→ PROBLEM:
Return the lines below that contain the word "generous".

→ RECORDS FOR PROCESSING:
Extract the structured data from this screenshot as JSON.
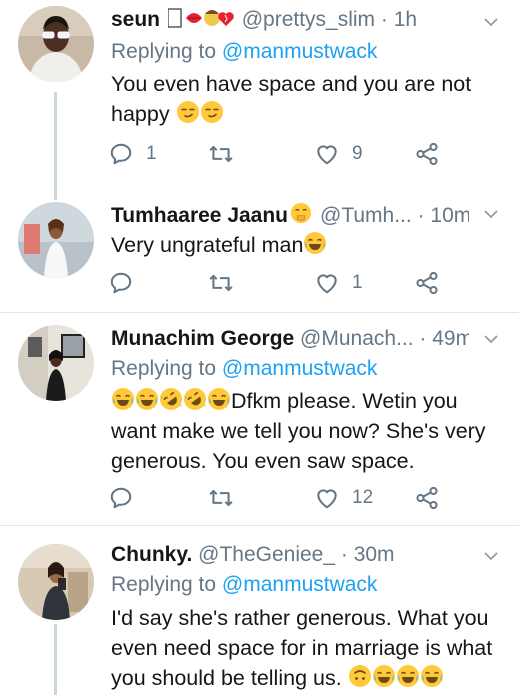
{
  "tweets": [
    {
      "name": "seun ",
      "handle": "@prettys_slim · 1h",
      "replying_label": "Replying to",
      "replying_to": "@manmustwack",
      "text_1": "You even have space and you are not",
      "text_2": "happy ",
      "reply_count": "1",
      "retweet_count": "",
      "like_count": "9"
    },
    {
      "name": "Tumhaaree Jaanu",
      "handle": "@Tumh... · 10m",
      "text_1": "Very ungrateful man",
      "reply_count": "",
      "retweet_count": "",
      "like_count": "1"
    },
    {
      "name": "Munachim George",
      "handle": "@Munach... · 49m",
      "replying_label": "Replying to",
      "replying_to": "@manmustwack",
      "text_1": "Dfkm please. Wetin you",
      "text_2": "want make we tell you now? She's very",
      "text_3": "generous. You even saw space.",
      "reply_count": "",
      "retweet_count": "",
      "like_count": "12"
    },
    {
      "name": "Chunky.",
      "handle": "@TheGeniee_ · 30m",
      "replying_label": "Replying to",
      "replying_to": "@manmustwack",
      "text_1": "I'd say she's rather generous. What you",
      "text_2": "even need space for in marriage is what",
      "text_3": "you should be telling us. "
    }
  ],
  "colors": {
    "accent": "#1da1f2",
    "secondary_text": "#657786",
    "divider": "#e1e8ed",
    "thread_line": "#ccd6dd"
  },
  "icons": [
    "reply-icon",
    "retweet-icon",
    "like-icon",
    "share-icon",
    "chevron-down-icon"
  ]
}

→ RESPONSE FOR THIS EXERCISE:
      "text_3": "generous. You even saw space.",
      "text_1": "I'd say she's rather generous. What you",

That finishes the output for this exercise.